  2. Just hearing the word “bankruptcy” can be stressful for people. Why is that?
    Many people get the definition of bankruptcy wrong. They think the word bankruptcy means, “A person who is lazy and bad and terrible with money.  See also “social pariah.” It means NONE of those things. Bankruptcy is a “legal procedure designed to provide financial relief to people with an overwhelming debt burden” To quote the bankruptcy act: “It permits an honest debtor, who has been unfortunate to make a fresh start”. It doesn’t say anything about your character.  You will not go to jail and you will not lose your job. That being said doesn’t mean that it is easy. And should be entered into lightly, but it isn’t helpful to add all the shame to it.  It also isn’t the only option. There are other options.
  3. What are some of the other options?
    It depends on what’s going on in your personal situation – how much debt you have, and what other income and assets you have. Maybe you could sell some assets to clear your debts, or get a debt consolidation loan at a lower rate. Or you might be able to do something called a “Consumer Proposal”. You work with a trustee to make an offer to creditors a portion of what you owe them. A consumer proposal is simpler than bankruptcy and can be cheaper and you’re not required to surrender any assets.

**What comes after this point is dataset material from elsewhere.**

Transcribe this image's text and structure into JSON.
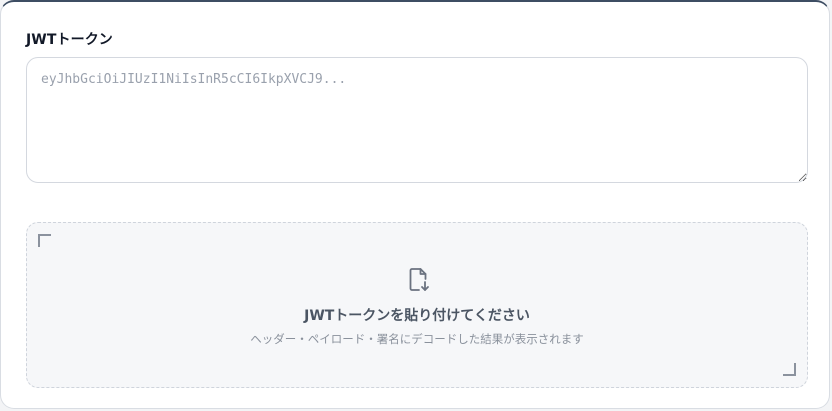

  4. How do you figure out which is the best one for you?
    Start by talking to a non-profit credit counsellor. Look for one online. They will talk to you and get a sense of what you “own” and what you “owe”.  They can take you through the options. If a consumer proposal or bankruptcy filing seems to make sense, they can help you find a “licensed insolvency trustee”. The trustees are for-profit. They are selling a service like an accountant or a lawyer and they are paid by the creditors. This person will then take you through the process. Some trustees are a bit wary of the non-profit counsellors, arguing that you’re going to pay more to discharge your debt. But they make their money when debtors work with them on a filing.
  5. So, say you decide to file for bankruptcy.  What happens?
    You hand over all your assets. Everything that has value and can be sold to pay off your creditors.  But that doesn’t have to include your home, if you don’t have significant equity in it. But there are some exemptions, and they differ depending on where you live: For example, clothing, household furnishings, a car up to a certain value. Basically – there are some protections to ensure that they can still live. And your credit rating will be shot for 6 years. But that might not matter, because it might be shot already. That’s no walk in the park, but the objective is that you can get a fresh start and rebuild your finances.